It’s once again time for Personal Ink—our monthly column where we showcase authors and the tattoos that grace their skin. A tattoo is never just a careless image: whether sentimental or silly, it’s always an expression of the person behind the ink.
This month we’re featuring two writers, Kassi Underwood and Mike Murphy.
Kassi has been published in The New York Times, The Atlantic Online, Al Jazeera America, and Guernica. Mike studied nonfiction and is currently teaching high school in Lawrence, Massachusetts. The fellow authors met at the prestigious Columbia MFA program, where their love of writing helped bring them together. Now they’re getting married at the end of July and their matching tattoos have become part of their story. In their own words, (written by Mike, edited by Kassi), here’s what their pigeon tattoos mean to them:
Two and a half months after my first date with Kassi, I got her name tattooed on the left side of my chest. I asked the artist whether I should get her name in 24-point font, but he said “No, no. You want it small.”
Kassi said, “Thanks a lot.” In 8-point font, the name was needled above an image of two pigeons kissing. Kassi got the birds on her left arm. We told ourselves that what we had was super-love, but according to medical studies about the early stages of romance, we were completely insane. We were both trying to be writers, but somehow we didn’t think about the meaning and metaphor of birds until after they were zapped onto our skin. This is what we came up with in retrospect:
1. Once pigeons mate, they mate for life. Kassi hails from Lexington, Kentucky, I’m from Beverly, Massachusetts, and it took me so long to track her down. Thirteen years ago, when we were both 18, we both started college at the University of Vermont. Our dorm rooms were a hundred yards apart. We had the same major, same writing mentor, same English classes (different schedules), and we walked across the same stage during graduation in 2006. Still no sign of the other, even when Kassi visited my hometown randomly and befriended friends of mine. We hadn’t even heard of each other. She moved to New York to study nonfiction writing in Columbia’s MFA program, and I moved to New York to party. I started in the same Columbia program one year later, but we still didn’t meet. After I stopped partying, when I was 27 years old, I boarded a bus at the Port Authority Bus Terminal. I was on my way to an MFA graduation barbecue in New Jersey. Kassi walked onto the bus and sat next to me. We shook hands for the first time. She was going to the same barbecue. I remembered noticing her in the front row of an event where Pulitzer-winner Stacy Schiff was speaking, and I thought, “She’s very together.” We began to talk and trace the million circles we’d flown around each other.

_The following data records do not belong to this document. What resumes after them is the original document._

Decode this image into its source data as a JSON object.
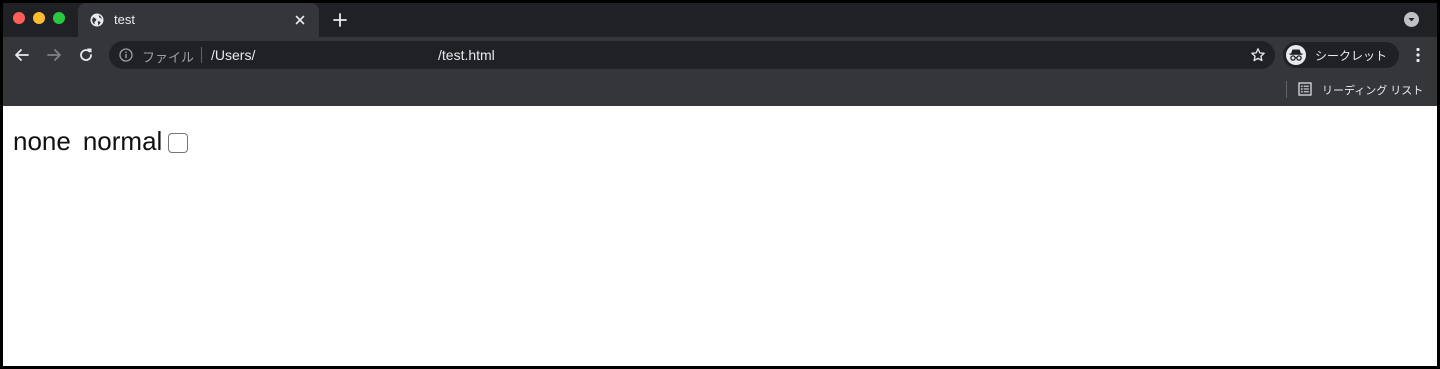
{
  "window": {
    "traffic_lights": {
      "close": "#fe5f57",
      "minimize": "#febc2e",
      "zoom": "#28c840"
    }
  },
  "tabs": [
    {
      "title": "test",
      "favicon": "globe-icon",
      "active": true
    }
  ],
  "toolbar": {
    "back_icon": "arrow-left-icon",
    "forward_icon": "arrow-right-icon",
    "reload_icon": "reload-icon",
    "omnibox": {
      "scheme_label": "ファイル",
      "url_prefix": "/Users/",
      "url_suffix": "/test.html"
    },
    "incognito_label": "シークレット",
    "menu_icon": "kebab-menu-icon"
  },
  "bookmarks_bar": {
    "reading_list_label": "リーディング リスト"
  },
  "page": {
    "words": [
      "none",
      "normal"
    ],
    "checkbox_checked": false
  },
  "colors": {
    "tabstrip_bg": "#202124",
    "toolbar_bg": "#35363a",
    "text_light": "#e8eaed"
  }
}
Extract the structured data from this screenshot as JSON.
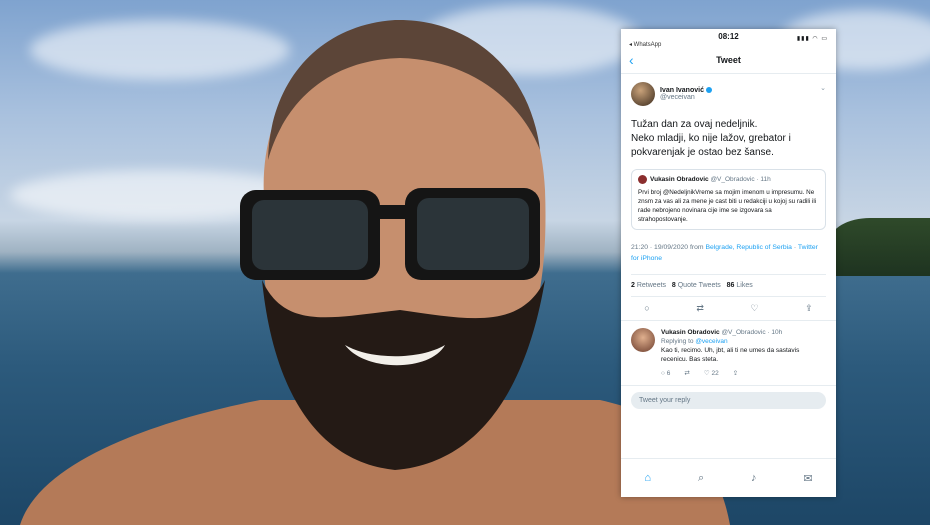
{
  "status_bar": {
    "time": "08:12",
    "carrier": "◂ WhatsApp",
    "system": "▮▮▮ ◠ ▭"
  },
  "nav": {
    "back_icon": "‹",
    "title": "Tweet"
  },
  "tweet": {
    "name": "Ivan Ivanović",
    "handle": "@veceivan",
    "body_lines": [
      "Tužan dan za ovaj nedeljnik.",
      "Neko mladji, ko nije lažov, grebator i",
      "pokvarenjak je ostao bez šanse."
    ],
    "quote": {
      "name": "Vukasin Obradovic",
      "handle": "@V_Obradovic",
      "age": "· 11h",
      "text": "Prvi broj @NedeljnikVreme sa mojim imenom u impresumu. Ne znsm za vas ali za mene je cast biti u redakciji u kojoj su radili ili rade nebrojeno novinara cije ime se izgovara sa strahopostovanje."
    },
    "timestamp": "21:20 · 19/09/2020 from ",
    "location": "Belgrade, Republic of Serbia",
    "separator": " · ",
    "source": "Twitter for iPhone",
    "stats": {
      "retweets_count": "2",
      "retweets_label": " Retweets",
      "quotes_count": "8",
      "quotes_label": " Quote Tweets",
      "likes_count": "86",
      "likes_label": " Likes"
    }
  },
  "reply": {
    "name": "Vukasin Obradovic",
    "handle": "@V_Obradovic · 10h",
    "replying_label": "Replying to ",
    "replying_handle": "@veceivan",
    "text": "Kao ti, recimo. Uh, jbt, ali ti ne umes da sastavis recenicu. Bas steta.",
    "replies": "6",
    "likes": "22"
  },
  "composer": {
    "placeholder": "Tweet your reply"
  }
}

2. Pigeons are the mascot of New York City. New York! We love New York. Our courtship was all over the city. Dancing to the street musicians in Washington Square Park, riding bikes around Long Island City, body surfing at Long Beach, ordering pounds of Greek food in Astoria, dining with our extended families in Chinatown, picking out her engagement ring in the West Village, arguing one summer night in the Lower East Side because Kassi refused to wear a bra. After a year and a half together, and seven years in New York, we moved to Massachusetts for work and Round Two of graduate school. We live on the ocean. Our apartment is twice the size of any New York spot we ever lived in. We have a dishwasher. Free storage. We don’t lock our doors. Whenever we return to New York—which is often, fortunately—we feel more like ourselves. New York is home. We’ll make it back one day and probably move into an apartment about the size of a birdhouse.
3. Pigeons are a hell of an animal: grimy, impulsive, and driven by basic instincts. They hang out on the ground, consume stuff that makes them sick and sleep next to one or more pigeons on fire escapes. We’re headed to the altar in Vermont three weeks from now, in a long dress and a black tux, but we’re still pigeons.
Cover image: Andrew Piccone
Pen & Ink: Tattoos and the Stories Behind Them by Isaac Fitzgerald and Wendy MacNaughton (Bloomsbury USA; 2014)
This was the book that inspired the column. People tell in their own words the stories behind their personal ink and what it means to them. Authors Cheryl Strayed and Roxane Gay, rock musicians, librarians, union organizers, salespeople, professors and even a porn star reveal what this personal markings reveal.